_Exercise aim_
Take the whole listing and reproduce it exactly, pictures excepted.

_Information given_
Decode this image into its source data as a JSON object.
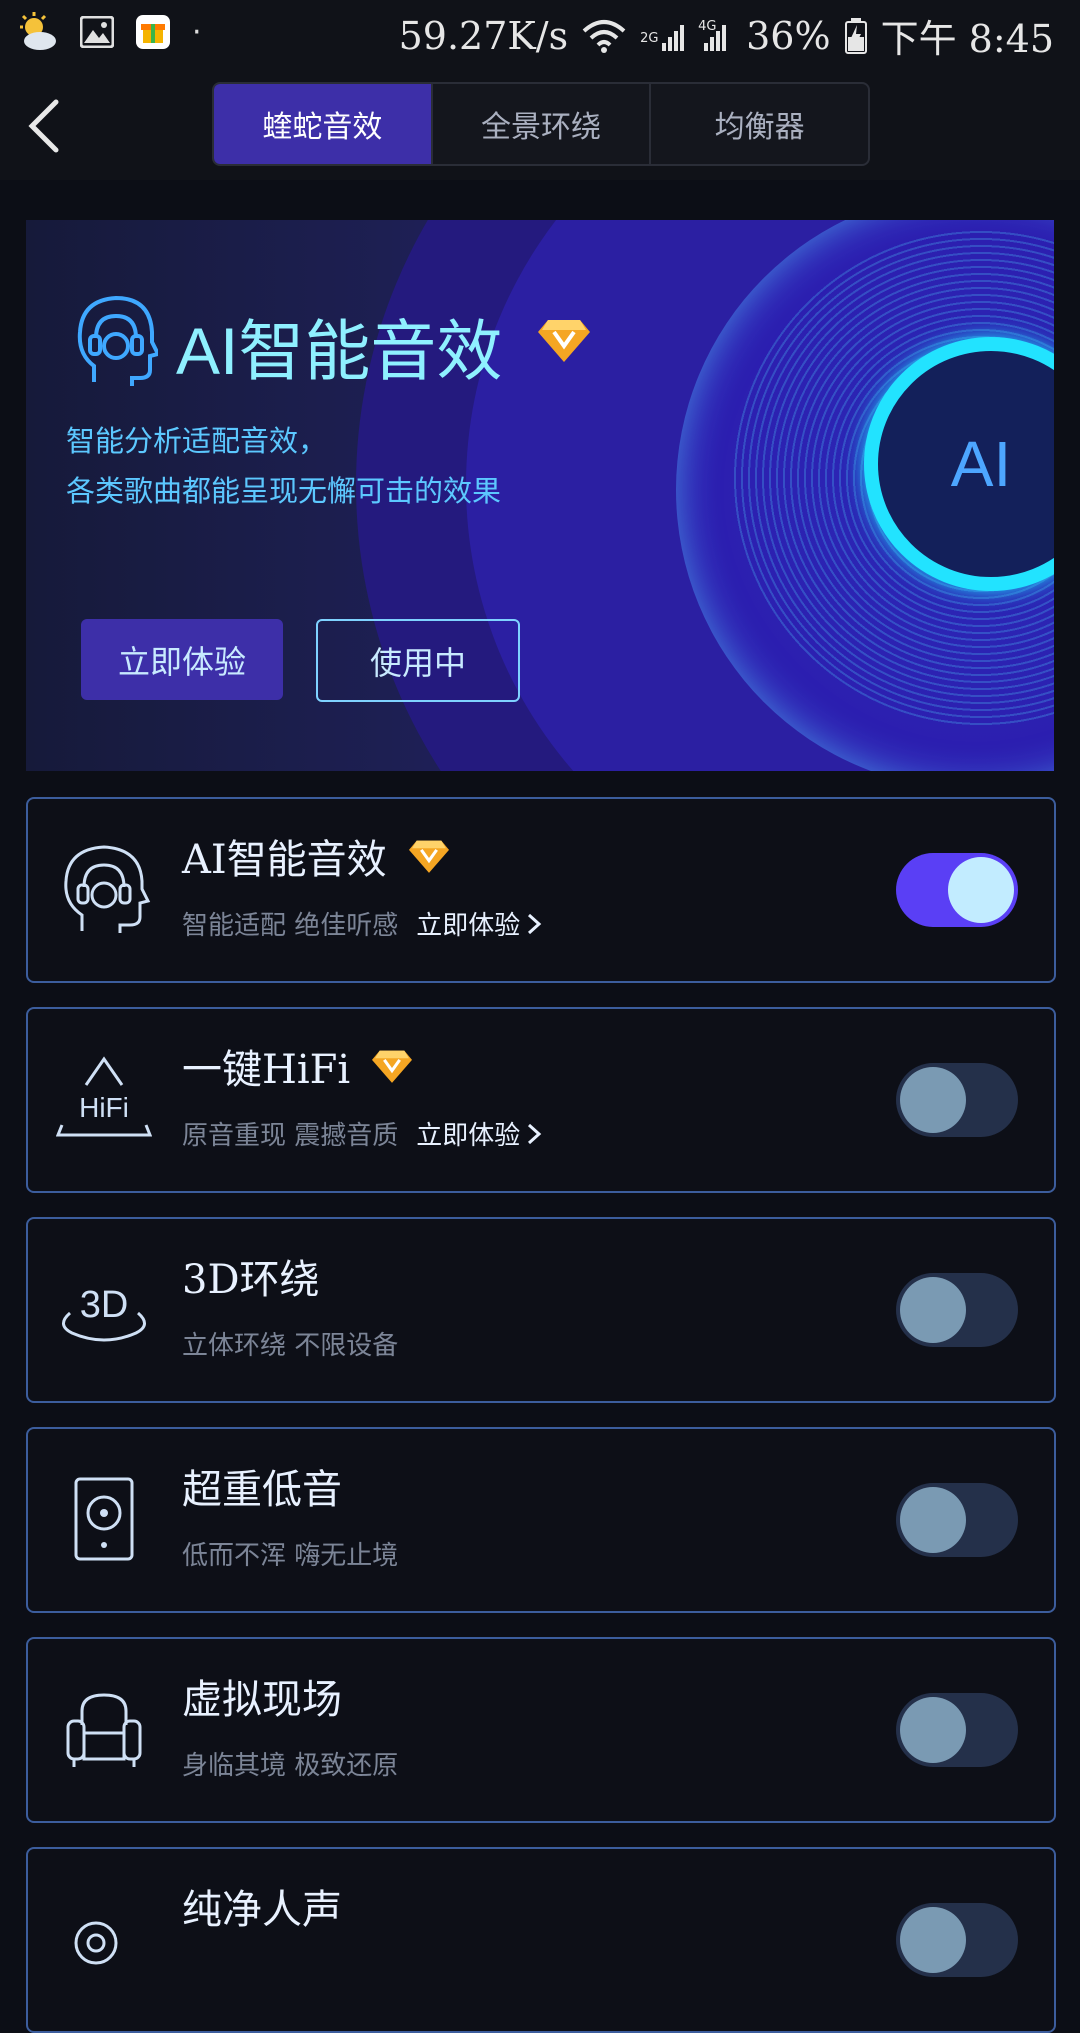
{
  "status_bar": {
    "net_speed": "59.27K/s",
    "net_type_2g": "2G",
    "net_type_4g": "4G",
    "battery": "36%",
    "time": "下午 8:45",
    "dot": "·"
  },
  "header": {
    "tabs": [
      {
        "label": "蝰蛇音效",
        "active": true
      },
      {
        "label": "全景环绕",
        "active": false
      },
      {
        "label": "均衡器",
        "active": false
      }
    ]
  },
  "banner": {
    "title": "AI智能音效",
    "desc_line1": "智能分析适配音效，",
    "desc_line2": "各类歌曲都能呈现无懈可击的效果",
    "try_button": "立即体验",
    "using_button": "使用中",
    "circle_text": "AI"
  },
  "effects": [
    {
      "title": "AI智能音效",
      "vip": true,
      "sub": "智能适配 绝佳听感",
      "link": "立即体验",
      "enabled": true,
      "icon": "head-icon"
    },
    {
      "title": "一键HiFi",
      "vip": true,
      "sub": "原音重现 震撼音质",
      "link": "立即体验",
      "enabled": false,
      "icon": "hifi-icon"
    },
    {
      "title": "3D环绕",
      "vip": false,
      "sub": "立体环绕 不限设备",
      "link": "",
      "enabled": false,
      "icon": "3d-icon"
    },
    {
      "title": "超重低音",
      "vip": false,
      "sub": "低而不浑 嗨无止境",
      "link": "",
      "enabled": false,
      "icon": "speaker-icon"
    },
    {
      "title": "虚拟现场",
      "vip": false,
      "sub": "身临其境 极致还原",
      "link": "",
      "enabled": false,
      "icon": "armchair-icon"
    },
    {
      "title": "纯净人声",
      "vip": false,
      "sub": "",
      "link": "",
      "enabled": false,
      "icon": "voice-icon"
    }
  ],
  "icon_labels": {
    "hifi": "HiFi",
    "three_d": "3D"
  },
  "colors": {
    "accent": "#3d2fa8",
    "toggle_on": "#5a3ff5",
    "card_border": "#3c5d9d",
    "vip_gem": "#f5a623"
  }
}
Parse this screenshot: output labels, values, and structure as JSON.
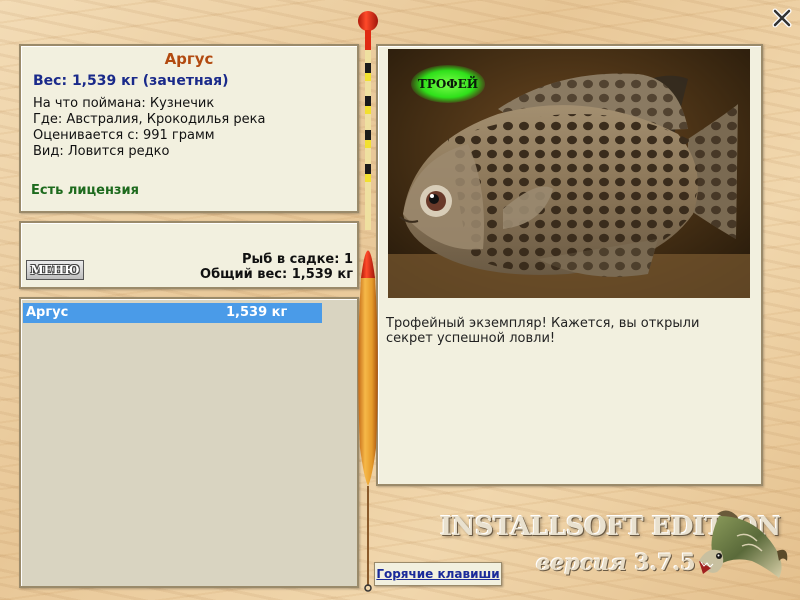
{
  "fish": {
    "name": "Аргус",
    "weight": "Вес: 1,539 кг (зачетная)",
    "bait": "На что поймана: Кузнечик",
    "location": "Где: Австралия, Крокодилья река",
    "price": "Оценивается с: 991 грамм",
    "rarity": "Вид: Ловится редко",
    "license": "Есть лицензия"
  },
  "stats": {
    "menu_label": "МЕНЮ",
    "fish_count": "Рыб в садке: 1",
    "total_weight": "Общий вес: 1,539 кг"
  },
  "catch_list": [
    {
      "name": "Аргус",
      "weight": "1,539 кг"
    }
  ],
  "photo": {
    "badge": "ТРОФЕЙ"
  },
  "description": "Трофейный экземпляр! Кажется, вы открыли секрет успешной ловли!",
  "footer": {
    "hotkeys": "Горячие клавиши",
    "edition": "INSTALLSOFT EDITION",
    "version_prefix": "версия",
    "version_number": "3.7.5"
  },
  "icons": {
    "close": "close-icon",
    "float": "fishing-float-icon",
    "pike": "pike-fish-icon"
  },
  "colors": {
    "selection": "#4a9be8",
    "fish_name": "#b24a10",
    "weight": "#1a2a8a",
    "license": "#1d6a1d"
  }
}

_Solution to the problem_
Decode this image into its source data as a JSON object.
{
  "status_bar": {
    "net_speed": "59.27K/s",
    "net_type_2g": "2G",
    "net_type_4g": "4G",
    "battery": "36%",
    "time": "下午 8:45",
    "dot": "·"
  },
  "header": {
    "tabs": [
      {
        "label": "蝰蛇音效",
        "active": true
      },
      {
        "label": "全景环绕",
        "active": false
      },
      {
        "label": "均衡器",
        "active": false
      }
    ]
  },
  "banner": {
    "title": "AI智能音效",
    "desc_line1": "智能分析适配音效，",
    "desc_line2": "各类歌曲都能呈现无懈可击的效果",
    "try_button": "立即体验",
    "using_button": "使用中",
    "circle_text": "AI"
  },
  "effects": [
    {
      "title": "AI智能音效",
      "vip": true,
      "sub": "智能适配 绝佳听感",
      "link": "立即体验",
      "enabled": true,
      "icon": "head-icon"
    },
    {
      "title": "一键HiFi",
      "vip": true,
      "sub": "原音重现 震撼音质",
      "link": "立即体验",
      "enabled": false,
      "icon": "hifi-icon"
    },
    {
      "title": "3D环绕",
      "vip": false,
      "sub": "立体环绕 不限设备",
      "link": "",
      "enabled": false,
      "icon": "3d-icon"
    },
    {
      "title": "超重低音",
      "vip": false,
      "sub": "低而不浑 嗨无止境",
      "link": "",
      "enabled": false,
      "icon": "speaker-icon"
    },
    {
      "title": "虚拟现场",
      "vip": false,
      "sub": "身临其境 极致还原",
      "link": "",
      "enabled": false,
      "icon": "armchair-icon"
    },
    {
      "title": "纯净人声",
      "vip": false,
      "sub": "",
      "link": "",
      "enabled": false,
      "icon": "voice-icon"
    }
  ],
  "icon_labels": {
    "hifi": "HiFi",
    "three_d": "3D"
  },
  "colors": {
    "accent": "#3d2fa8",
    "toggle_on": "#5a3ff5",
    "card_border": "#3c5d9d",
    "vip_gem": "#f5a623"
  }
}
Parse this screenshot: output labels, values, and structure as JSON.
{
  "fish": {
    "name": "Аргус",
    "weight": "Вес: 1,539 кг (зачетная)",
    "bait": "На что поймана: Кузнечик",
    "location": "Где: Австралия, Крокодилья река",
    "price": "Оценивается с: 991 грамм",
    "rarity": "Вид: Ловится редко",
    "license": "Есть лицензия"
  },
  "stats": {
    "menu_label": "МЕНЮ",
    "fish_count": "Рыб в садке: 1",
    "total_weight": "Общий вес: 1,539 кг"
  },
  "catch_list": [
    {
      "name": "Аргус",
      "weight": "1,539 кг"
    }
  ],
  "photo": {
    "badge": "ТРОФЕЙ"
  },
  "description": "Трофейный экземпляр! Кажется, вы открыли секрет успешной ловли!",
  "footer": {
    "hotkeys": "Горячие клавиши",
    "edition": "INSTALLSOFT EDITION",
    "version_prefix": "версия",
    "version_number": "3.7.5"
  },
  "icons": {
    "close": "close-icon",
    "float": "fishing-float-icon",
    "pike": "pike-fish-icon"
  },
  "colors": {
    "selection": "#4a9be8",
    "fish_name": "#b24a10",
    "weight": "#1a2a8a",
    "license": "#1d6a1d"
  }
}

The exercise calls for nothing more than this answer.